What does it mean to be an advocate for women’s rights?
A women’s rights approach to advocacy recognises that change must be sustainable and therefore aims to transform the barriers of unequal power relations and structures, rather than just climbing over them. For this reason, women’s rights advocacy requires a different approach to advocacy planning.
How do you advocate for women’s equality?
Eight ways you can be a women’s rights advocate today, and every…
- 1) Raise your voice. Jaha Dukureh. …
- 2) Support one another. Faten Ashour (left) ended her 13-year abusive marriage with legal help from Ayah al-Wakil. …
- 4) Get involved. Coumba Diaw. …
- 5) Educate the next generation. …
- 6) Know your rights. …
- 7) Join the conversation.
Who was a strong advocate for women’s rights?
Susan B. Anthony and Elizabeth Cady Stanton, pioneers of the Women’s Rights Movement, 1891. Perhaps the most well-known women’s rights activist in history, Susan B. Anthony was born on February 15, 1820, to a Quaker family in the northwestern corner of Massachusetts.
How are women’s rights human rights?
Women’s rights are human rights!
These include the right to live free from violence and discrimination; to enjoy the highest attainable standard of physical and mental health; to be educated; to own property; to vote; and to earn an equal wage.
How are women’s rights violated today?
Today 200 million women worldwide are living with female genital cutting/mutilation, a practice that includes many health risks, including haemorrhage, infertility, ongoing severe pelvic pain, complications in childbirth, HIV, psychological trauma and death. Child marriage is one of the most damaging forms of violence.
Who died fighting for women’s rights?
- Emilsen Manyoma, Colombia (1984/1985-2017) – community leader.

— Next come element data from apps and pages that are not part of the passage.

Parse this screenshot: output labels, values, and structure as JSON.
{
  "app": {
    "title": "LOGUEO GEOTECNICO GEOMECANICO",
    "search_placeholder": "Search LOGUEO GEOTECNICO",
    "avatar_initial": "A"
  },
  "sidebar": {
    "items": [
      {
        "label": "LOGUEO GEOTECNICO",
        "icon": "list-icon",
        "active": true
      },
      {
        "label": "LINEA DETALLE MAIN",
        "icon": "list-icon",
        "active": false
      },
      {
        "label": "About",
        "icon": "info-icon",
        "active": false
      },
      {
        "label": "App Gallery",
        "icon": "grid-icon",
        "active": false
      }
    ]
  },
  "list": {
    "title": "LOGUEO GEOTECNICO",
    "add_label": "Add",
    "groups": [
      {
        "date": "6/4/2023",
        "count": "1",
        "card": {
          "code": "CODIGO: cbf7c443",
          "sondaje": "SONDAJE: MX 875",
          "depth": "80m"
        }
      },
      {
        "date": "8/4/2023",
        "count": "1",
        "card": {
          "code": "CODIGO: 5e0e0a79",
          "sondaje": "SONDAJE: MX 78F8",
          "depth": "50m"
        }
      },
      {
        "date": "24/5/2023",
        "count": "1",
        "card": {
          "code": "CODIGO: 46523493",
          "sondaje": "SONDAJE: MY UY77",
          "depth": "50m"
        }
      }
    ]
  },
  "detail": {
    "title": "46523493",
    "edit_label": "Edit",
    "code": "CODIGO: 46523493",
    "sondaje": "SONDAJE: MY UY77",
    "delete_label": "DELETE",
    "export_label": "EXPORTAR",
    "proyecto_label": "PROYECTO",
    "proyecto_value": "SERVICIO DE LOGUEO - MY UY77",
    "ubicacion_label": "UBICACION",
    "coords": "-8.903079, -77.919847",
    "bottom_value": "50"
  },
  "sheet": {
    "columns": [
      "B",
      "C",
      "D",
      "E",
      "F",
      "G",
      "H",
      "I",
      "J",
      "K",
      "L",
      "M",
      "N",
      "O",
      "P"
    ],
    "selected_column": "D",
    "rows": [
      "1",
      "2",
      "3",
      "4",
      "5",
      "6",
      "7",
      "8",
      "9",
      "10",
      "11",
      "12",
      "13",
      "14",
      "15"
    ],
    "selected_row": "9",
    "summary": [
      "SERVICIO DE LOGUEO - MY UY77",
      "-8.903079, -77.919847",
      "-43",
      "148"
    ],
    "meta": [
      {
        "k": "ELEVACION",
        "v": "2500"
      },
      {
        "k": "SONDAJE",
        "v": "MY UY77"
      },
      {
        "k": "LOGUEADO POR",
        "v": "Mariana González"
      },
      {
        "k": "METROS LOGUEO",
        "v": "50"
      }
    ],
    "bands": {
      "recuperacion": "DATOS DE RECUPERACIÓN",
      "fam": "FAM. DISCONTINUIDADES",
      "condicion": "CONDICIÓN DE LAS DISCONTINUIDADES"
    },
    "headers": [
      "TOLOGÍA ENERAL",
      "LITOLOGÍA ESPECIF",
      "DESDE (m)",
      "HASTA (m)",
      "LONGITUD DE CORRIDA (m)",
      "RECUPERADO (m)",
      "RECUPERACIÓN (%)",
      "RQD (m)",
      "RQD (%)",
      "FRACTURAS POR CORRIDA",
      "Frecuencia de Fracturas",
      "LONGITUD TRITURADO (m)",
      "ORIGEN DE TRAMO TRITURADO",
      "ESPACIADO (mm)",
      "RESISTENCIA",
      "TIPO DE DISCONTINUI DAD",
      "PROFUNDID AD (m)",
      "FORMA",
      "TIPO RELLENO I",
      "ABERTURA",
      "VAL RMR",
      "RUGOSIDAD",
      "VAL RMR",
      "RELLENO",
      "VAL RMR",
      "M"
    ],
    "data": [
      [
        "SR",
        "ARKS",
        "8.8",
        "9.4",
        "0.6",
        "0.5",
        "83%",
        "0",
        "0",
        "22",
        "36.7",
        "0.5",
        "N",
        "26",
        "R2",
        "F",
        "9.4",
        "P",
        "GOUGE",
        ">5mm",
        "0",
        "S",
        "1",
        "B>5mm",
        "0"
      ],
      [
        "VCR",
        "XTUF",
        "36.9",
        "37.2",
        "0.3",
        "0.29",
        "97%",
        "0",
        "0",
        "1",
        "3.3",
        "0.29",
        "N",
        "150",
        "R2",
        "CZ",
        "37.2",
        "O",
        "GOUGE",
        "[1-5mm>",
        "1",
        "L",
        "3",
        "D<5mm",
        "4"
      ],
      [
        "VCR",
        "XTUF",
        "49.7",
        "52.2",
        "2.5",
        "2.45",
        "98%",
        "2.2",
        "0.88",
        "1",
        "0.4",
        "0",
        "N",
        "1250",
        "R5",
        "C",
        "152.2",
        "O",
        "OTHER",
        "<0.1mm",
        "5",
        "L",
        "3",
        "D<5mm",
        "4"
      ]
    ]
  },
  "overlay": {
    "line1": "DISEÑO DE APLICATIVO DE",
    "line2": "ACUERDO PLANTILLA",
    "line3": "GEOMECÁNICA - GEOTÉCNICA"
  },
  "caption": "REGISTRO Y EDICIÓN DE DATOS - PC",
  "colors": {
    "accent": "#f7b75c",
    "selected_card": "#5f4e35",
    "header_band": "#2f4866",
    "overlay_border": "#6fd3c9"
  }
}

- Shifa Gardi, Iraq (born 1986 in Iran – died 2017 in Iraq) – journalist.
- Miroslava Breach Velducea, Mexico (born in Mexico 1962 – died in Mexico in 2017) – investigative journalist.